Google has made its app translation service available to all Android developers to enable them to offer their apps in different languages.
The service, first previewed in May at Google I/O, allows developers to purchase professional app translations through the Google Play Developer Console from third-party service providers at prices ranging on an average from $75 for a small app to $150 for a large app per language.
[ Learn how to work smarter, not harder with InfoWorld's roundup of all the tips and trends programmers need to know in the Developers' Survival Guide. Download the PDF today! | Keep up with the latest developer news with InfoWorld's Developer World newsletter. ]
Google ran a pilot service of the program before making it generally available. It is part of a toolbox offered by Google to developers so that they can distribute their apps around the world through its Google Play store.

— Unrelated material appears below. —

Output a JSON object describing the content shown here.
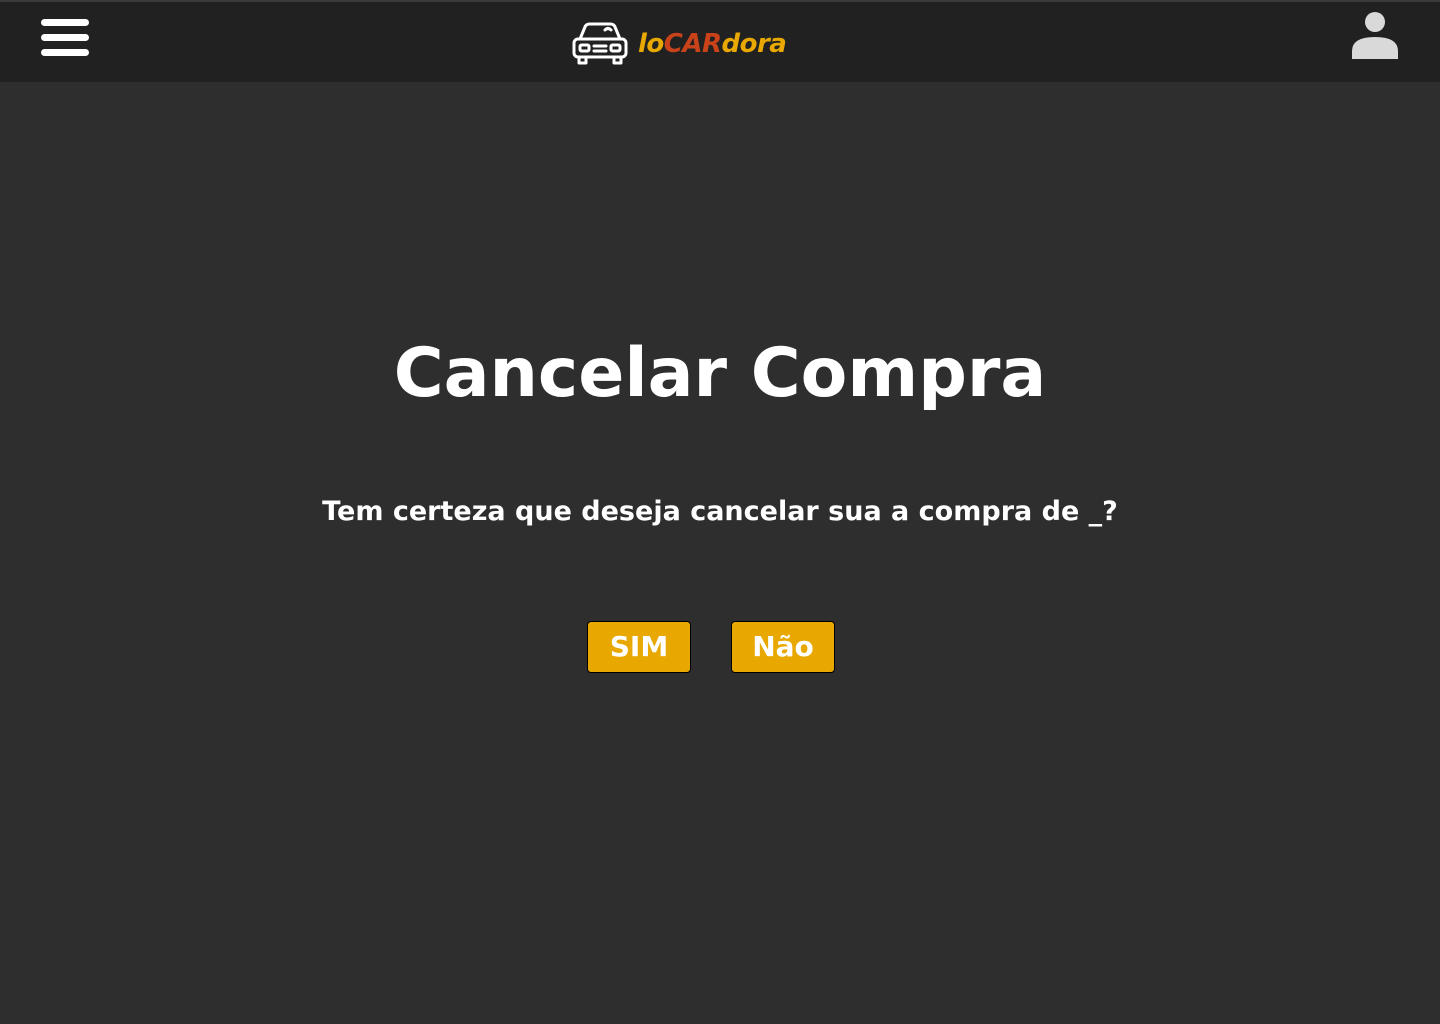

The Internet giant claims that every day more than 1.5 million new Android phones and tablets around the world are turned on for the first time. "Each newly activated Android device is an opportunity for you as a developer to gain a new user, but frequently, that user speaks a different language from you," it said in a blog post Monday on its Android Developers Blog.
During the pilot, one of the participants RV AppStudios, the developer of a game called Zombie Ragdoll, used the tool to launch its new game simultaneously in 20 languages in August, according to Google. As a result of combining app translation with local marketing campaigns, it found that 80 percent of its installs "came from non-English-language users."
Google, which has its own automated Google Translate service, recommends to app developers professional translations rather than automated translations that "are less reliable than high-quality professional translations and may not produce as good an experience" for users. Translations purchased on Google's app translation service are described by Google as a direct business agreement between developers and the vendor. "You'll need to work directly with the vendor to manage the translation process and deliverables and resolve any support issues," it said.
Developers have to get their Android application package file (APK) ready for translation, including ensuring that the strings.xml file "is well organized, well commented, and accurate," and select the languages to target for translation. The app translation service figures in the Developer Console at the bottom of the APK section.